Scientists at the University of Gothenburg and Chalmers University of Technology have found a bacterial component that serves as a UV filter without causing contact allergies.
"Oxidative Coupling as a Biomimetic Approach to the Synthesis of Scytonemin," was published online as an Organic Letter by the American Chemical Society.
Isabella Karlsson, research student in the department of chemistry at the University of Gothenburg, decided to seek an alternative UV filter based on her finding that some current UV filters, such as 4-tert-butyl-4'-methoxy dibenzoylmethane and octocrylene, can cause contact allergies after sun exposure.
Scytonemin is a UV-absorbing pigment produced more than 300 species of cyanobacteria that live in habitats exposed to strong sunlight. It is said to protect important cellular components in the cyanobacteria against harmful UV radiation. According to the researchers, the pigment has been shown to possess both anti-inflammatory and antiproliferative properties.
Through a collaboration with the Chalmers University of Technology, the University of Gothenburg synthesized an artificial form of the cyanobacterial alkaloid scytonemin. The parent structure, the scytoneman skeleton, was assembled by a ferric chloride induced oxidative coupling of two identical fragments. This tetracyclic fragment was effectively constructed stereospecifically, with respect to the exocyclic double bond, by a tandem Heck–Suzuki–Miyaura cyclization as a key reaction.

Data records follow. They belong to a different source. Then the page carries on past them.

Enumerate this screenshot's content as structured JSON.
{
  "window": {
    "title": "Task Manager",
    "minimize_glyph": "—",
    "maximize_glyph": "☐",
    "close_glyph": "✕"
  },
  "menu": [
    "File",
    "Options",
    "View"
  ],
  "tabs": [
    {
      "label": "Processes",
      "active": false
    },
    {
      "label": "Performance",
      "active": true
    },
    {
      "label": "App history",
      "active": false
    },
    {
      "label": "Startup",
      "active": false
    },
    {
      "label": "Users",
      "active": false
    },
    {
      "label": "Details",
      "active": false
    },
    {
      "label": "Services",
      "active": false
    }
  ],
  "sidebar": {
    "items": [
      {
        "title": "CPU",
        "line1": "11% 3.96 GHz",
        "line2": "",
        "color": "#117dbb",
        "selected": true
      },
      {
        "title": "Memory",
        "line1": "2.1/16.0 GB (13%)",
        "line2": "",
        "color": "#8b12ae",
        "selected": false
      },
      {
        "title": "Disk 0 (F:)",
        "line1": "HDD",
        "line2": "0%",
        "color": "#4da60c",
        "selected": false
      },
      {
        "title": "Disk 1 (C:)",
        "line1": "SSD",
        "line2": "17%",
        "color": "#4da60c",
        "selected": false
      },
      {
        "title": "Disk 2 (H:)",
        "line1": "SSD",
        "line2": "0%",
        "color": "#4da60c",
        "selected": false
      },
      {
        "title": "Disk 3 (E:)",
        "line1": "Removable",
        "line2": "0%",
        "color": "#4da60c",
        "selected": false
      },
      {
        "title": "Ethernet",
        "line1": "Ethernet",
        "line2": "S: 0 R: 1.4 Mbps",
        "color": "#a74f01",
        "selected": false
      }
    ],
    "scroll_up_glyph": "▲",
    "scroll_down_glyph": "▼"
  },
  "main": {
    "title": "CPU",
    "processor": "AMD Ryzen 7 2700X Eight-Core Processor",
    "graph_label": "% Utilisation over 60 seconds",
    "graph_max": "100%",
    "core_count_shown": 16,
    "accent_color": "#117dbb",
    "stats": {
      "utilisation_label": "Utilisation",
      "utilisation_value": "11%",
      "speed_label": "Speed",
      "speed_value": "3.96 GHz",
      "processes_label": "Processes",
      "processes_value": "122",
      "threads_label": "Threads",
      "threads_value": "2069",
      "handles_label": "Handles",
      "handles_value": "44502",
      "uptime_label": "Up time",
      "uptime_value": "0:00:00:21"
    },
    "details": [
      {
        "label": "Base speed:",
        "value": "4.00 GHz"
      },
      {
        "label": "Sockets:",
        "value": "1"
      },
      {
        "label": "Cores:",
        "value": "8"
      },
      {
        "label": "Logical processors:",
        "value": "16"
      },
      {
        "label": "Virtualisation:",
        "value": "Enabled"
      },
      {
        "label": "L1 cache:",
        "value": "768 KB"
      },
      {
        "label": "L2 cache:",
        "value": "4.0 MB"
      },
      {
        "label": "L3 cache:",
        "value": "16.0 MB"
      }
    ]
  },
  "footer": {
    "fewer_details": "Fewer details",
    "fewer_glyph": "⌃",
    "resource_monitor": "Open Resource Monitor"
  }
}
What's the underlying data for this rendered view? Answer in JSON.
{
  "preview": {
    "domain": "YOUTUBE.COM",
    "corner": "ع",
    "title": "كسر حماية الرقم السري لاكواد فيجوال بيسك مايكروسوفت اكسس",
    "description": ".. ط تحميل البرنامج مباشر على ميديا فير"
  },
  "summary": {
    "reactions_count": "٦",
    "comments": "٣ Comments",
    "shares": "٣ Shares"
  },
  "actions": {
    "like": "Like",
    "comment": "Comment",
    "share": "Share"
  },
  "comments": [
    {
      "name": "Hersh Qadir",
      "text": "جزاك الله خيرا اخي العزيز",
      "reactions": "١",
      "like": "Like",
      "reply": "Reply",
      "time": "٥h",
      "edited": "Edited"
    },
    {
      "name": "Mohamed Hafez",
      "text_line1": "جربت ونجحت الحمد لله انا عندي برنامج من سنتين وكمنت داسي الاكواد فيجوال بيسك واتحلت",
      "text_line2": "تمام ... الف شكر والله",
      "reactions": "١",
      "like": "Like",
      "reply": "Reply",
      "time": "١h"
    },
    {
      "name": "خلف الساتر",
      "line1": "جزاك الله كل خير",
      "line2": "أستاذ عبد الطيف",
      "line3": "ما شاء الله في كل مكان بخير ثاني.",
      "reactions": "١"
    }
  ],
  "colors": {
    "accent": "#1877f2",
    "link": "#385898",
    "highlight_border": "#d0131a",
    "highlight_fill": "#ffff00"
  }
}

The researchers found that the synthetic route is flexible and allows for effective synthesis of numerous scytonemin analogues. Karlsson and her team plan to conduct more research on the material before they test it as part of a sunscreen formulation; however, they are hopeful that their research will lead to an effective, allergen-free UV filter. They find that the pigment could also be developed into an anti-inflammatory or anticancer drug.